Task to carry out:
From the line containing "Output a JSON" down to the last line of the data, output each line word for word and include nothing else.

(Dataset rows describing interfaces)
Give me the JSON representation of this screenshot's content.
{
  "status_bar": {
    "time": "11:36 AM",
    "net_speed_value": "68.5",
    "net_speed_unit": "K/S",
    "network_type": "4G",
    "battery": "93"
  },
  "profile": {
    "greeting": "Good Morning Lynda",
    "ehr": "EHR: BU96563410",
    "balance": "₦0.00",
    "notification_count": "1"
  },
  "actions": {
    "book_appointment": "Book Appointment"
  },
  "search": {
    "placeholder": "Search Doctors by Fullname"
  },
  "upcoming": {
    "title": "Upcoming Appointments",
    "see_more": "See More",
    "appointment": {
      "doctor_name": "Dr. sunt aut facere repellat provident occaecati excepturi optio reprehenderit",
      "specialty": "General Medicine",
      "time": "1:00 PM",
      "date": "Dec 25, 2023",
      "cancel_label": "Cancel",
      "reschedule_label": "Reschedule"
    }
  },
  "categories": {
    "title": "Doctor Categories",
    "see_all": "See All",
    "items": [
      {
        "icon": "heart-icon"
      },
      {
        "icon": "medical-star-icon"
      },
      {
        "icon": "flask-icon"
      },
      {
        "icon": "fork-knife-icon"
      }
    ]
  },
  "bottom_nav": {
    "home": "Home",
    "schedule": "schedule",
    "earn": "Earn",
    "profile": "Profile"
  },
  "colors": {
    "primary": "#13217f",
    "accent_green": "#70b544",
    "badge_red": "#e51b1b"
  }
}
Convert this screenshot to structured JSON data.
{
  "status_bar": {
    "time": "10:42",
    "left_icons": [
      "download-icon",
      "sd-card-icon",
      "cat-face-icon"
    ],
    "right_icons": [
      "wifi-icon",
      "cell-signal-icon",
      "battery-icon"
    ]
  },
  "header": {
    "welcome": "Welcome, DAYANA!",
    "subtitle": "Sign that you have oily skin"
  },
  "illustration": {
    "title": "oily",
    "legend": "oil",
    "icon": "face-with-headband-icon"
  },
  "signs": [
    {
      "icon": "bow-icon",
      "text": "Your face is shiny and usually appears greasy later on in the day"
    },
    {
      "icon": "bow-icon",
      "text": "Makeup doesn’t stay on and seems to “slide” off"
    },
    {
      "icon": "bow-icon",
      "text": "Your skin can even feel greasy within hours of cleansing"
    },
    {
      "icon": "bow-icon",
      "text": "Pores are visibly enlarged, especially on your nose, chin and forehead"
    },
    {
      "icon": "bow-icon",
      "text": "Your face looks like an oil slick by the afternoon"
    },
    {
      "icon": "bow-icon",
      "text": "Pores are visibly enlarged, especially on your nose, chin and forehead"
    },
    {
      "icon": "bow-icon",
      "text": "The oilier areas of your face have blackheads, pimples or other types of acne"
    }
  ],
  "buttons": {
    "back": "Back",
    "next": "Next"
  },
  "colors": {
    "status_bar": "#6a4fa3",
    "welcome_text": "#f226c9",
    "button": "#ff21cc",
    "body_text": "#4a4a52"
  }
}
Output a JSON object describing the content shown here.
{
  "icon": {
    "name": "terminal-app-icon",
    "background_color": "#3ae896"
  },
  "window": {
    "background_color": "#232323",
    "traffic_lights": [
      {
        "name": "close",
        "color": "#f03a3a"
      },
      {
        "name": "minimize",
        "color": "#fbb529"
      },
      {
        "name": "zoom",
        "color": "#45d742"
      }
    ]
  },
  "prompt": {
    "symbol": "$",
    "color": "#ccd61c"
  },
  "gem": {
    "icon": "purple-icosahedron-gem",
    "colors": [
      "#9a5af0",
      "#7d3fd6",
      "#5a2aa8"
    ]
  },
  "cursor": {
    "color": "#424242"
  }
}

Your response:
Output a JSON object describing the content shown here.
{
  "icon": {
    "name": "terminal-app-icon",
    "background_color": "#3ae896"
  },
  "window": {
    "background_color": "#232323",
    "traffic_lights": [
      {
        "name": "close",
        "color": "#f03a3a"
      },
      {
        "name": "minimize",
        "color": "#fbb529"
      },
      {
        "name": "zoom",
        "color": "#45d742"
      }
    ]
  },
  "prompt": {
    "symbol": "$",
    "color": "#ccd61c"
  },
  "gem": {
    "icon": "purple-icosahedron-gem",
    "colors": [
      "#9a5af0",
      "#7d3fd6",
      "#5a2aa8"
    ]
  },
  "cursor": {
    "color": "#424242"
  }
}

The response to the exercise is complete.